Overall, this album wasn't the band's strongest work, but I don't mean that as criticism. They took a step back from the intensity of Absent Sounds and tried for a different kind of intensity. It was the right step for them creatively, and while I might not consider this album to be their best album yet or my favorite, I know it was what they needed to do; therefore it was the best album for them to do right now. If they were focused on getting radio play and topping the charts, they wouldn't make the kind of music they do. FIL makes music, (at least this is what I've gathered), for the sake of creating and expressing the things they find beautiful and terrible and necessary. It's always an honor to listen to their hard work, and I highly recommend giving them a chance if you haven't yet. 

Overall Rating: 4/5
Recommended Tracks: "Hello", "Come Back", "Bare It", "Blank Tapes". 
Related Bands: Lydia, Moving Mountains, A Will Away

Saturday, April 30, 2016

"Bored To Death" - The Birth of a New Blink Era

The one thing that would draw me back into the blogging world: new Blink-182. After a lengthy absence of new material and more than enough drama, the world finally gets to hear what the new Blink lineup, sans Tom Delonge and including the newest member, ex-Alkaline Trio Matt Skiba. It premiered on the radio Wednesday, and has been taking the Internet by storm since, as well as the announcement of the upcoming tour with A Day To Remember, All Time Low, and The All American Rejects (trying not to freak out and failing). 

The build up to this song had been pretty intense. The band imploded last year (for more of my thoughts see this post) and from the ashes emerged the two sides: Tom and his solo projects, and Mark and Travis determined to put all their effort into making Blink what they thought it should be. Tensions have been up and down since, but it appears that the members are still on good terms, and a future of the original line up is still a possibility. 
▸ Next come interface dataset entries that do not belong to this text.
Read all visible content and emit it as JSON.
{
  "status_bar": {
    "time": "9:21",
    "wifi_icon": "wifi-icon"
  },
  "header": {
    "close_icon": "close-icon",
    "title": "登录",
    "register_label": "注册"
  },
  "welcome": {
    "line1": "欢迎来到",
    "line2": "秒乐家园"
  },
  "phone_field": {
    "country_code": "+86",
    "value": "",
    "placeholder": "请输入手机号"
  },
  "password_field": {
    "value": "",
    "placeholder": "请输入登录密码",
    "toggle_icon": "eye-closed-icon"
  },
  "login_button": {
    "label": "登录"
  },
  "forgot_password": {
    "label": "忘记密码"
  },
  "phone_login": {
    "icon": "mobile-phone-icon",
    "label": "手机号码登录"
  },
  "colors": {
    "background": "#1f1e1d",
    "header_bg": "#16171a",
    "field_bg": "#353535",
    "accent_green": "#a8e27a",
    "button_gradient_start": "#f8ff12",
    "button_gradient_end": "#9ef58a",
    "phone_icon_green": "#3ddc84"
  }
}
However, the new song is the topic at hand. I'll be honest, I was apprehensive about the new lineup. I know that bands go through lineup changes, but Blink has been one of my favorites for a very long time. And the vocalists are what help give bands their uniqueness, one of the features that provides distinction from other bands. So I was a bit removed from the waiting process, not really feeling excited about the new material because of the changes.

When I first heard the new song, I was in the car on my way to Disneyland. I happened to be listening to the right station for the world premiere of the song, and found myself in a state of shock that I was hearing it. They played it twice, back to back, and after the end of the second play, I found the reason for my shock shifting.
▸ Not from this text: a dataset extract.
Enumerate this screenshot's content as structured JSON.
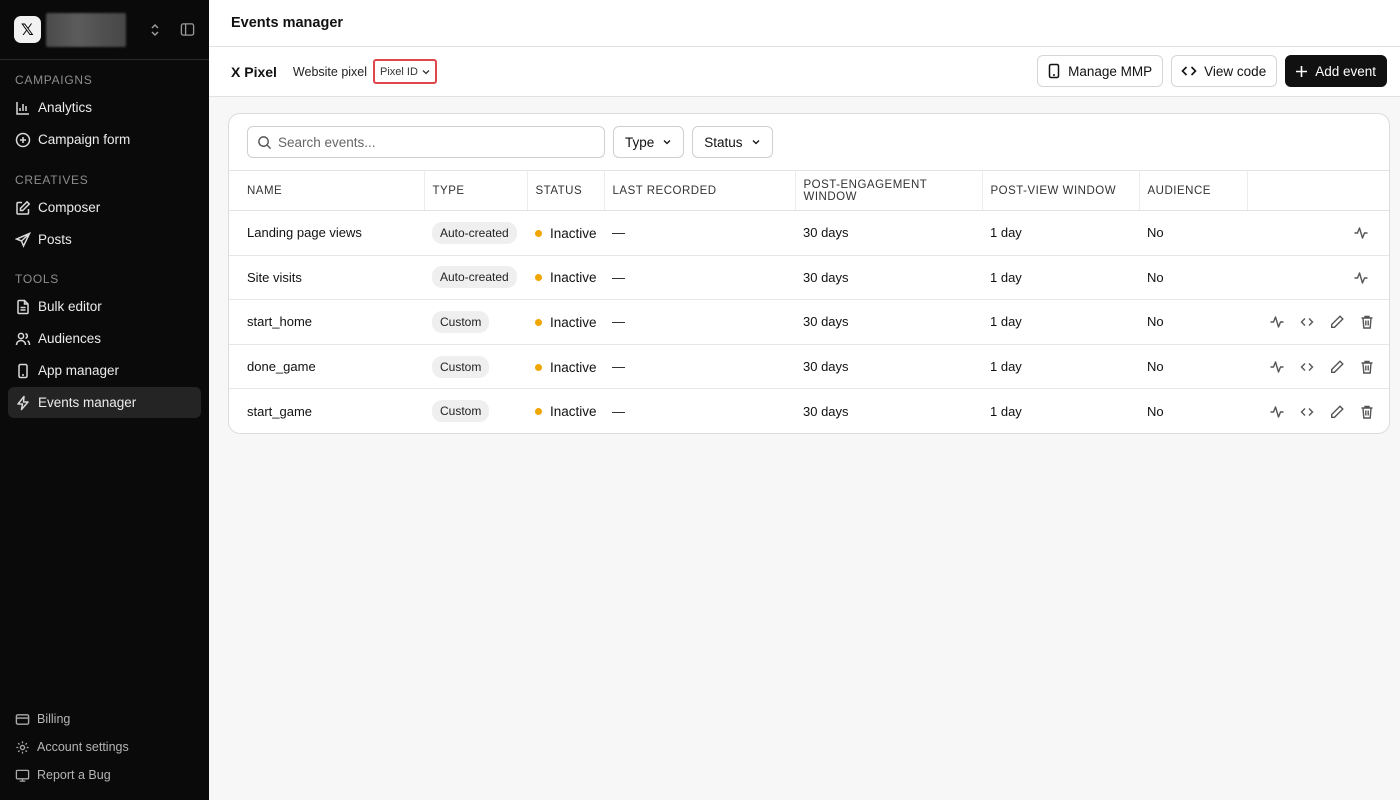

I was shocked with how much I liked it.

It's a really great song. It feels like Blink, with some hints of Box Car Racer and +44 mixed in (naturally). The intro guitar riff does feel a little too much like "Adam's Song" (go do a side by side listen and tell me they're not related). But the chorus is huge, the verses keep the pace up, and the bridge is this slow building cacophony - but in a good way. Matt Skiba fits very naturally into the sound of the group as well. I think the big part for me that made it sound so good is that it felt like they were pleased with the product they had produced. They had focused and worked hard, which is something that didn't happen as well with Neighborhoods

I found myself feeling a bit ashamed of how anxious I was about the song, and stubborn in my thinking that it wouldn't be as great without Tom. The original lineup will always hold a special place in my heart, but I'm excited for this new future, and what's in store for this band.